Other honorable mention awards were given to Laryssa Feliciano '13 for "The Dance Room," Jasna Numanovic '13, a communications major, "Girl with the Red Hat,"and Miller's "Self Portrait from Life."

The pieces in the student exhibition were selectively chosen due to their impressive quality and ability to complement one another in the showcase by juror Rane Hall, a director at the New Hampshire Institute of Art.

The exhibit displayed pieces that varied greatly in subject and technique, with paintings and drawings made of materials such as crayon, pen, watercolor, gouache, graphite, and chalk. The works of art focused on a variety of subjects, from self-portraits to winter scenes. In addition, two photographs and several sculptures were displayed including ceramic pieces and abstract pieces made of fabrics and household objects.

"I really appreciate the creativity and the quality of the work of the art students. It reflects the quality of education from the fine arts department and the school in general" said student-participant Dao Le '15, whose photograph, "Life's a Song" consisting of silver gelatin print, was on display.


Chapel Art Center Welcomes Poet F.D. Reeve

Poet F.D. Reeve

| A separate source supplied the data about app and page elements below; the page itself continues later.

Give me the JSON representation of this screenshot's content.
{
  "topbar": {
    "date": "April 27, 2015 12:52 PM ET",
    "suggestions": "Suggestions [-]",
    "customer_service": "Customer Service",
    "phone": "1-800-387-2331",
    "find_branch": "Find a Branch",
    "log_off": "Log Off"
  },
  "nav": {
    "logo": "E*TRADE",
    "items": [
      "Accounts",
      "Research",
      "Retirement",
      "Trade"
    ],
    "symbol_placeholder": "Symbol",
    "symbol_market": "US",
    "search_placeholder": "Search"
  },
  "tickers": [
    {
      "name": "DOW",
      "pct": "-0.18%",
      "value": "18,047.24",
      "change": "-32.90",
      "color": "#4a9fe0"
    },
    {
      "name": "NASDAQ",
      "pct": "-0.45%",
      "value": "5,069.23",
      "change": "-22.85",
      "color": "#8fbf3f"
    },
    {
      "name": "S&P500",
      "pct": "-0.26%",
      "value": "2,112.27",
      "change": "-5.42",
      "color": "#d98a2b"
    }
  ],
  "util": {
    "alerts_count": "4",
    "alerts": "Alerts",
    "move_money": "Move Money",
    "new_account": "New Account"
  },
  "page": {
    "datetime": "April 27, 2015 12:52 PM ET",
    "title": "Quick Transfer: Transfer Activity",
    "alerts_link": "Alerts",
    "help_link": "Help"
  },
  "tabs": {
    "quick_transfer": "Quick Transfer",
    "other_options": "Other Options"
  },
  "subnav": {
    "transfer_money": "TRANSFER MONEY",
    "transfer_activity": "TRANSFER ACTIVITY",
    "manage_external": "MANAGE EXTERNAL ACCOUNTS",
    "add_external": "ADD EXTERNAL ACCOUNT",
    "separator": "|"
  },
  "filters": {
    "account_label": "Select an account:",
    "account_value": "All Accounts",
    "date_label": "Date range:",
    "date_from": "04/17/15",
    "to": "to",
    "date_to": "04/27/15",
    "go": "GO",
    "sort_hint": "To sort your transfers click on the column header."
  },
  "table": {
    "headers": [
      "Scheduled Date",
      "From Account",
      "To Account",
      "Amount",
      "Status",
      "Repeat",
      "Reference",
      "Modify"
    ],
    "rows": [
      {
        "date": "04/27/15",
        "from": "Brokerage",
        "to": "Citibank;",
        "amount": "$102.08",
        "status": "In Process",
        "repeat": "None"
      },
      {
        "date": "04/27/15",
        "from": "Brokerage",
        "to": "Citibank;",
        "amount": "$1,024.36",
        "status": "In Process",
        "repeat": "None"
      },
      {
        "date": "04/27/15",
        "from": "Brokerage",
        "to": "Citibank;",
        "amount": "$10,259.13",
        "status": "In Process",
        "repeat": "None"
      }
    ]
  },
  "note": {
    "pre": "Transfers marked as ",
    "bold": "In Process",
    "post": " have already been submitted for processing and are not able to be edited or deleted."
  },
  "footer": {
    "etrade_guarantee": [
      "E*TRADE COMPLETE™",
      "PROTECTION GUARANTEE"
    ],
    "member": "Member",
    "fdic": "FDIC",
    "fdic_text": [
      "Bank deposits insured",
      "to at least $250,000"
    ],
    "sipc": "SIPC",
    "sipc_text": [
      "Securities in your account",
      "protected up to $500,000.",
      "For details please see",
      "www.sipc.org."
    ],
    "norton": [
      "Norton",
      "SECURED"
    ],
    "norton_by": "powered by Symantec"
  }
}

On Thursday, Nov. 19, Saint Anselm College welcomed renowned poet, F.D. Reeve, to the Alva deMars Megan Chapel Art Center to read his newly composed poem, A Girl and Two Doves. Reeve was commissioned by the college to write and read his poem in conjunction with the current art exhibit, A Figural Presence.

It was an evening full of poetry as Reeve, a renowned writer, scholar and critic, began by reading a number of his other works of poetry, inspired by his father. Moving on to the main event, Reeve presented an explanation for his poem, A Girl and Two Doves.

A marble tombstone of a girl holding two doves inspired Reeve's poem. The tomb from mid-5th century BC in Paros, is currently featured in the Metropolitan Museum of Art in New York City. To make the connection between the poem and the Figural Presence exhibit, Reeve pointed out that the human body stays the same throughout life. A 12 year-old girl from the mid 5th century has the same figure as a 12 year old girl today.

Franklin Reeve has achieved honors for his fiction, poetry, and translations. A graduate of Princeton and Columbia, he taught in the Slavic Department at Columbia University and then the Russian department at Wesleyan University. He retired as a Professor of Letters from Wesleyan, following 50 years of academic service.

A Figural Presence is an interdisciplinary exhibition that seeks to combine learning with the experience of beauty through the study of contemporary American figural works of art in painting, drawing, and sculpture. The exhibition, at the Chapel Art Center, runs through Nov. 25. The gallery is open Tuesday through Saturday, 10 a.m. to 4 p.m., and Thursday evenings until 8 p.m.

Check out the college's Flickr account to see more photos of this event.

Fortin '09 wins Premiere Award at Juried '09 Fine Arts Exhibition

Alisha Fortin '09

Alisha Fortin '09The opening of the Juried '09 Fine Arts Student Exhibition on April 16, featured exceptional student work among which 8 awards were distributed. The Premiere Award was given to Alisha Fortin '09 for her painting Science vs. Compassion. [Read more…]

Abbey Players Celebrate 60 Years

Abbey Players present medley from Seussical the Musical

On Saturday, Feb. 21, students joined forces with alumni on the stage and behind the scenes as the Anselmian Abbey Players celebrated 60 years on the hilltop with an alumni revue, Once a Player, Always a Player. [Read more…]